Tomorrow, as the Senate vote nears, thousands with Sunrise and partners will be holding rallies or sit-ins at 70 Congressional offices across the country to demand politicians of both parties co-sponsor Rep. Ocasio-Cortez and Sen. Markey's Green New Deal Resolution. This includes a number of Senators up for re-election in 2020. They will ask all Senators: Will you support our generation's best and last hope at avoiding climate catastrophe in our lifetimes, or will you cave to Mitch McConnell and the fossil fuel lobbyists?

MEDIA AVAILABILITY: Over the coming days, Varshini Prakash and Kentucky youth will be available for interview. Contact Stephen at to book.
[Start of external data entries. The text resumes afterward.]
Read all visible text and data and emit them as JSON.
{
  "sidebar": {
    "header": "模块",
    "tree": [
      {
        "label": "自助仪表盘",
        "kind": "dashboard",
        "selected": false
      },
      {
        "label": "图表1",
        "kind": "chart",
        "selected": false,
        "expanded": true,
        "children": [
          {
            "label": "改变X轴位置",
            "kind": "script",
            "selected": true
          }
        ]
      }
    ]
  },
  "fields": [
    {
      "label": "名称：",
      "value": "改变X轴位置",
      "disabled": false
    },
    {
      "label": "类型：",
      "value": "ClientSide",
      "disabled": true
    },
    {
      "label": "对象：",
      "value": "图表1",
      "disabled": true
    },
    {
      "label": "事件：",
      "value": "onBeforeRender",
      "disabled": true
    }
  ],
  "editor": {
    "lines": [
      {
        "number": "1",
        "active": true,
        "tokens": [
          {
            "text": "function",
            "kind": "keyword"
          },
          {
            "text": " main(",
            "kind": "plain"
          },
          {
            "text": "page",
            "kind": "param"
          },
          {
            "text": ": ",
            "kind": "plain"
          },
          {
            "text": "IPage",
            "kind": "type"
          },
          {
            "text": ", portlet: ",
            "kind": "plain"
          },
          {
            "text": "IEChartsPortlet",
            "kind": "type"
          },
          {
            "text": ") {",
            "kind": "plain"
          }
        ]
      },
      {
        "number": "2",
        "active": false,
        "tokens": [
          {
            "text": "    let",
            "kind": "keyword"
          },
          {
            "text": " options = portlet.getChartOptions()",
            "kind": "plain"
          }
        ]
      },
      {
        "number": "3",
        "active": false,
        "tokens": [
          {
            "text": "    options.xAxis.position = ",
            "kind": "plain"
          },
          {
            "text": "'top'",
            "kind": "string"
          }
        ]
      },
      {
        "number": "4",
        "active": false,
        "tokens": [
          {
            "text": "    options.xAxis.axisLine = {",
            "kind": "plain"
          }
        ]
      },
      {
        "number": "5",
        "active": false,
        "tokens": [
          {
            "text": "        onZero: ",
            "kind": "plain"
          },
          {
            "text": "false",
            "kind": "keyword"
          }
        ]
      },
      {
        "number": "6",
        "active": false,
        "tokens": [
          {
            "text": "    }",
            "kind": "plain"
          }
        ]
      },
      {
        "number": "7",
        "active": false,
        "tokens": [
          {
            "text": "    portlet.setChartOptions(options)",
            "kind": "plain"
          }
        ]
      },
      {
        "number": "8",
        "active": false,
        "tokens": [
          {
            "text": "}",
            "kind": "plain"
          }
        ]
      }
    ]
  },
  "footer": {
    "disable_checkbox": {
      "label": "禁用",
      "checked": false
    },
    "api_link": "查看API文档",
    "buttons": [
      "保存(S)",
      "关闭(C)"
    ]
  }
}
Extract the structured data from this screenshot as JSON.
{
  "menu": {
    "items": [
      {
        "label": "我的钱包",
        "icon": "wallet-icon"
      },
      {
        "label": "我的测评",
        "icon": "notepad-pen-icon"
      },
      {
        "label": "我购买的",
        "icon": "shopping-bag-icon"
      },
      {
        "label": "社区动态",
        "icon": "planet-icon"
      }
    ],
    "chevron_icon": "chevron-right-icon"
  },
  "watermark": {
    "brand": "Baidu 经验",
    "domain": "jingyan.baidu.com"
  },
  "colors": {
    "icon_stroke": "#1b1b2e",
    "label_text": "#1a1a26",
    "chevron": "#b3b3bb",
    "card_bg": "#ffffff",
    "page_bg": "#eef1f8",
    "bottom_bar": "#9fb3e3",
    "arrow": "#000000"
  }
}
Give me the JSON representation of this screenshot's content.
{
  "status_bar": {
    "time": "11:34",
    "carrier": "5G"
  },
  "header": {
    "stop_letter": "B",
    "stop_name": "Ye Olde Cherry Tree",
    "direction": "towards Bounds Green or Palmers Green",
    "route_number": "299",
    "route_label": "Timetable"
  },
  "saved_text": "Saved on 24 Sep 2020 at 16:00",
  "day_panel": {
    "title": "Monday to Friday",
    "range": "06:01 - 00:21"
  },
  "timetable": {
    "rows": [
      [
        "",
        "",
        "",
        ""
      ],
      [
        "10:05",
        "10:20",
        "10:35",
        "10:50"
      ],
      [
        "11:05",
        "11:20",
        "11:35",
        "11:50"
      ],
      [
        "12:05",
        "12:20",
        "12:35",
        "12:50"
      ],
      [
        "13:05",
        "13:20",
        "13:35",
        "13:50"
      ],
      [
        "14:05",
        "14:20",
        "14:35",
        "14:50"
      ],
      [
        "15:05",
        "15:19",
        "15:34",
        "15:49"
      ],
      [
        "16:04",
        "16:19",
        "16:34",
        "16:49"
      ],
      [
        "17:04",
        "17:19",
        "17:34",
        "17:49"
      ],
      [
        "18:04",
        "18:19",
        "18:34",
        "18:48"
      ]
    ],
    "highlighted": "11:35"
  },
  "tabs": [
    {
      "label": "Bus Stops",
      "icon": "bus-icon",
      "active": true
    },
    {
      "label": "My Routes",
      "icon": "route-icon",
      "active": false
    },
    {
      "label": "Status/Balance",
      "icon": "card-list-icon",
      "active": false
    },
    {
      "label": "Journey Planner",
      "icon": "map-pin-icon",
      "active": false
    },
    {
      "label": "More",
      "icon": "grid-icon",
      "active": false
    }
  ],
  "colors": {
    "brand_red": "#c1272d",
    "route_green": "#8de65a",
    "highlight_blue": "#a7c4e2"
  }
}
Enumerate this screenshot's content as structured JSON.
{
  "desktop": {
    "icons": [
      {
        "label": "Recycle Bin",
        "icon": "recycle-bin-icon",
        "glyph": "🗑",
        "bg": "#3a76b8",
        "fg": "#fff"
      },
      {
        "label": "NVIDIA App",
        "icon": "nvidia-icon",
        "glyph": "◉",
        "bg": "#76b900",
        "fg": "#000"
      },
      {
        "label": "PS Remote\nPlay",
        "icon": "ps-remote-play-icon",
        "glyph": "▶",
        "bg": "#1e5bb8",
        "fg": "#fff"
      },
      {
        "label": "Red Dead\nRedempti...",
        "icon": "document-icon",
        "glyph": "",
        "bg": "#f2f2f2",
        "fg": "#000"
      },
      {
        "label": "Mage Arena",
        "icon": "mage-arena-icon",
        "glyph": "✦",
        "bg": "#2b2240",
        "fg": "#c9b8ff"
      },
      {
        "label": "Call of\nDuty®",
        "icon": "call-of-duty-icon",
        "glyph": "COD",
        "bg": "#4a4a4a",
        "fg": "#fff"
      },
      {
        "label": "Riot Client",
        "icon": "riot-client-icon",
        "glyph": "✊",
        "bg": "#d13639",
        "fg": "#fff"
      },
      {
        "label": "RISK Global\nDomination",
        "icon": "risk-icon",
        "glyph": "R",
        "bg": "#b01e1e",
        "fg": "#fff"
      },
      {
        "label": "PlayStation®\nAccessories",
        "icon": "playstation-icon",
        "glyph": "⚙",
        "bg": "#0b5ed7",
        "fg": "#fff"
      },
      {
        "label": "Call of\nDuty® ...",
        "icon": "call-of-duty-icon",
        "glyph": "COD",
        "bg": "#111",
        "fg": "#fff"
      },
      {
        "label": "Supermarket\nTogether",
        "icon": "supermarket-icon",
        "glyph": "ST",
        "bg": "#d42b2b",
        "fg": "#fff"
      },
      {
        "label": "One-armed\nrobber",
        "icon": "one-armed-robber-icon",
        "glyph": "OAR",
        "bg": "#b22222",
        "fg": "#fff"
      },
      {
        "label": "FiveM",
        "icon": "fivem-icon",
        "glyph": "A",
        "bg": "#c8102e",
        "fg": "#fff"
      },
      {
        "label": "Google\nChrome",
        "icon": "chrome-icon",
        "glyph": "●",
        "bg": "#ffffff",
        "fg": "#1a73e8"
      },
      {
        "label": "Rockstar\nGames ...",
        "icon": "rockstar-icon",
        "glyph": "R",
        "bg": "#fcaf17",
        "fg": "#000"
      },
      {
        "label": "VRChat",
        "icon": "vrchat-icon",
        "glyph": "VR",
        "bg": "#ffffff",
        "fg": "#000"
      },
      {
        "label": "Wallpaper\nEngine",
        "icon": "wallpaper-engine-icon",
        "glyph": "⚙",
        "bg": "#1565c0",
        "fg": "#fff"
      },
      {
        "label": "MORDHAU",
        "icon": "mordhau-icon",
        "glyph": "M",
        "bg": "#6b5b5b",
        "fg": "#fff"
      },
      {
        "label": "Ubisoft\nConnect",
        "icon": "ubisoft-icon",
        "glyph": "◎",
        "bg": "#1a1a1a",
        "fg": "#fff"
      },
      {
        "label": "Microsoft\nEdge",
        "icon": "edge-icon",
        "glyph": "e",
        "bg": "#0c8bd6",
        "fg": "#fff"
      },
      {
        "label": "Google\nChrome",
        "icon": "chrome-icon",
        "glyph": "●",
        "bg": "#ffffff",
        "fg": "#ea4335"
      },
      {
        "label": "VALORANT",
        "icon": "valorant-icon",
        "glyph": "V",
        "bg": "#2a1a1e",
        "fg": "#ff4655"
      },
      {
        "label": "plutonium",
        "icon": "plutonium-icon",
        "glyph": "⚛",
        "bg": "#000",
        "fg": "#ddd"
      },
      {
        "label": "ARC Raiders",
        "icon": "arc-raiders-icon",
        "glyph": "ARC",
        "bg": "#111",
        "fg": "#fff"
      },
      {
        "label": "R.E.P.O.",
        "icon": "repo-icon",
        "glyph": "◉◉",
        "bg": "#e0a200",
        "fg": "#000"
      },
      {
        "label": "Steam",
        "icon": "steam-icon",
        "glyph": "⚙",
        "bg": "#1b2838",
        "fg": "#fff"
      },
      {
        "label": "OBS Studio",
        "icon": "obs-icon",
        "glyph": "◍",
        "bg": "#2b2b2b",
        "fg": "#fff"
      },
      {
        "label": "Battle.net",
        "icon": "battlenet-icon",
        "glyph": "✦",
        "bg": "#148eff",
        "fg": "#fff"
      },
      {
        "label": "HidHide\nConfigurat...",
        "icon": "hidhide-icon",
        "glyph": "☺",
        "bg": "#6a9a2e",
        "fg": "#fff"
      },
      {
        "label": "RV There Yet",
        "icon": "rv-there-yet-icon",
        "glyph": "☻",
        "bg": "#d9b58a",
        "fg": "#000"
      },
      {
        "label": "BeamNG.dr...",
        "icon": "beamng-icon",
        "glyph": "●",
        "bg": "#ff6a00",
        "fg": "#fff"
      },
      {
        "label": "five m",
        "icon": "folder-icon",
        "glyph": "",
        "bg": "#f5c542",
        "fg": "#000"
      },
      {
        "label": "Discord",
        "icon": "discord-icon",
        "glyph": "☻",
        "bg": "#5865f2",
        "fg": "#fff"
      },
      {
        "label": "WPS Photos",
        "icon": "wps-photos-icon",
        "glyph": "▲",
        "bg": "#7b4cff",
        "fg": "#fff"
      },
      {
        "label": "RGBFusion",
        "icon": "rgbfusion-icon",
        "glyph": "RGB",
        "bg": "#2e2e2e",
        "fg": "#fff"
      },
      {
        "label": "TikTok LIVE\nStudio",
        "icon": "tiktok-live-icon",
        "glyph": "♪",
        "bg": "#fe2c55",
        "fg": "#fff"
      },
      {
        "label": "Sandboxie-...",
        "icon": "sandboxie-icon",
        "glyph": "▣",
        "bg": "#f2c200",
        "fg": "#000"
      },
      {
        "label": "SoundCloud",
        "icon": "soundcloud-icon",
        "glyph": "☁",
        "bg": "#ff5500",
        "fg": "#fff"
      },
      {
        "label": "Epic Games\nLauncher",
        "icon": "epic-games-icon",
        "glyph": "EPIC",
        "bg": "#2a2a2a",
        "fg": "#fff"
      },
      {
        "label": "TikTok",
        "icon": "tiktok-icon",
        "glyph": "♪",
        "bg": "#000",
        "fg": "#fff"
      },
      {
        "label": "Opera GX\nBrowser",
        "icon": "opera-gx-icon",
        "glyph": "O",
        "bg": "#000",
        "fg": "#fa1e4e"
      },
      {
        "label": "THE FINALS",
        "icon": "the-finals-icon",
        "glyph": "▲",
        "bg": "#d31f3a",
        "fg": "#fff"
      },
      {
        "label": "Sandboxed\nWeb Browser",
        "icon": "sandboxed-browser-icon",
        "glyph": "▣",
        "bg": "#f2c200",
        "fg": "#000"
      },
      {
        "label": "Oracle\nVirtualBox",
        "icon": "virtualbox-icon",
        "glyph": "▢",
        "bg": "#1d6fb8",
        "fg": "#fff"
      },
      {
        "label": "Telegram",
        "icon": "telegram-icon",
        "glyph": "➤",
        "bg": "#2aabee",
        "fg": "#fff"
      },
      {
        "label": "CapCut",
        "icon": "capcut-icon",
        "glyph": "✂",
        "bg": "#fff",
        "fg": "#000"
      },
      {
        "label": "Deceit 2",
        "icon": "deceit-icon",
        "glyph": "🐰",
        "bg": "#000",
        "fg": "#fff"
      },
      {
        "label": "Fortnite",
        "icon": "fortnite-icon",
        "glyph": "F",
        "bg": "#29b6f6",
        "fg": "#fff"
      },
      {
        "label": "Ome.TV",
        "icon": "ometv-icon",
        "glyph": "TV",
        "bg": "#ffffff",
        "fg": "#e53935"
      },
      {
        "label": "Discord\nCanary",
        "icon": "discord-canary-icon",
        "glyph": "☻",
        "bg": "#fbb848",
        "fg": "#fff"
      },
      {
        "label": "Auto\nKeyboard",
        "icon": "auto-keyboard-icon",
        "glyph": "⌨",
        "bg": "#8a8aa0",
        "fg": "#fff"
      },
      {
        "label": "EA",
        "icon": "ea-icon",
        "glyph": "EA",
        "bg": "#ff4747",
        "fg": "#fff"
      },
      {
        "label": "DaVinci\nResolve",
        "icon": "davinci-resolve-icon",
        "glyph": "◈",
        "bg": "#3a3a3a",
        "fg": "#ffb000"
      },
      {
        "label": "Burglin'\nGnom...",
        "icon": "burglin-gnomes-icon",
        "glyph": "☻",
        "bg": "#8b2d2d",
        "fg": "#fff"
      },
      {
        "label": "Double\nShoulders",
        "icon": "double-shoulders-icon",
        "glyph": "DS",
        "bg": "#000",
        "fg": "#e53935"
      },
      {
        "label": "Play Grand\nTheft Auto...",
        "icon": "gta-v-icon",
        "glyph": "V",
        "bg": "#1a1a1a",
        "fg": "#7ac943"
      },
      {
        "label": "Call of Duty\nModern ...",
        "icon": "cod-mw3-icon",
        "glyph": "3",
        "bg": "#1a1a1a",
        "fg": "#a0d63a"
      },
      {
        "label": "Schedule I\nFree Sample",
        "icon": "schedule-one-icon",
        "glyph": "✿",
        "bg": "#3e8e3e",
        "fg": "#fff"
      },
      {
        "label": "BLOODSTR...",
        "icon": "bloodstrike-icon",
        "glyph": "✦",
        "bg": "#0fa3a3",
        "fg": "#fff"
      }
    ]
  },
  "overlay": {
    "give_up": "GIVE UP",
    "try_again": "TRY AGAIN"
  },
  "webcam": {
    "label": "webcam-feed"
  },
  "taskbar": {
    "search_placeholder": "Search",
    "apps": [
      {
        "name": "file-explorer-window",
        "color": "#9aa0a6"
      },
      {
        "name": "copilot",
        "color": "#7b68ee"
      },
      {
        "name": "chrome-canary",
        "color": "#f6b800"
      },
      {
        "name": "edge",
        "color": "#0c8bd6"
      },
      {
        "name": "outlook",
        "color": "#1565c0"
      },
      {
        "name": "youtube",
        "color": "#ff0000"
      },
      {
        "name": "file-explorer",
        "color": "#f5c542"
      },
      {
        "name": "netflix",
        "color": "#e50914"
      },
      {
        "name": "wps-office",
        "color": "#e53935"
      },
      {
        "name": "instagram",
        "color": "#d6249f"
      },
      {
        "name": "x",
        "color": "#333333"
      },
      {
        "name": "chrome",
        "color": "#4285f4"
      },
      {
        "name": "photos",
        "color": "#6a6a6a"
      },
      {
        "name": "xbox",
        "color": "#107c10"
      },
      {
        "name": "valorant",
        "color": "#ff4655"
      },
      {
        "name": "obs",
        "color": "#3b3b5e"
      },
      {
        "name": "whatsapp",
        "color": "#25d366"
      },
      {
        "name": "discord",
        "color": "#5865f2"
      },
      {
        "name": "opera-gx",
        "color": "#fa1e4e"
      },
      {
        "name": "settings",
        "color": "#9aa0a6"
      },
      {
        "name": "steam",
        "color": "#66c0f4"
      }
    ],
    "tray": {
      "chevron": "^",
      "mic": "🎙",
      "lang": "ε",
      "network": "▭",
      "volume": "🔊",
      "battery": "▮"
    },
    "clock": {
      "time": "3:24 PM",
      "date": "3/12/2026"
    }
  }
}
Varshini Prakash, 25, is the Executive Director and a co-founder of Sunrise, the movement of young people who's sit-in at Nancy Pelosi's office in November put the Green New Deal in the national spotlight. Prakash recently was Sen. Markey's guest to the State of the 2019 Union address and was named one of Grist's 2018 50 "Fixers." Over the past two years, she has appeared extensively in print, radio, and TV media, including the New York Times, the Washington Post, CNN, NBC, and more. Varshini also has has been a voice for young Americans as a delegate to international climate negotiations: last fall she led a mass walkout of US youth during a Trump administration panel. She lives in Boston, Massachusetts, but is in DC this week.




Sunrise Movement is a movement to stop climate change and create millions of good jobs in the process.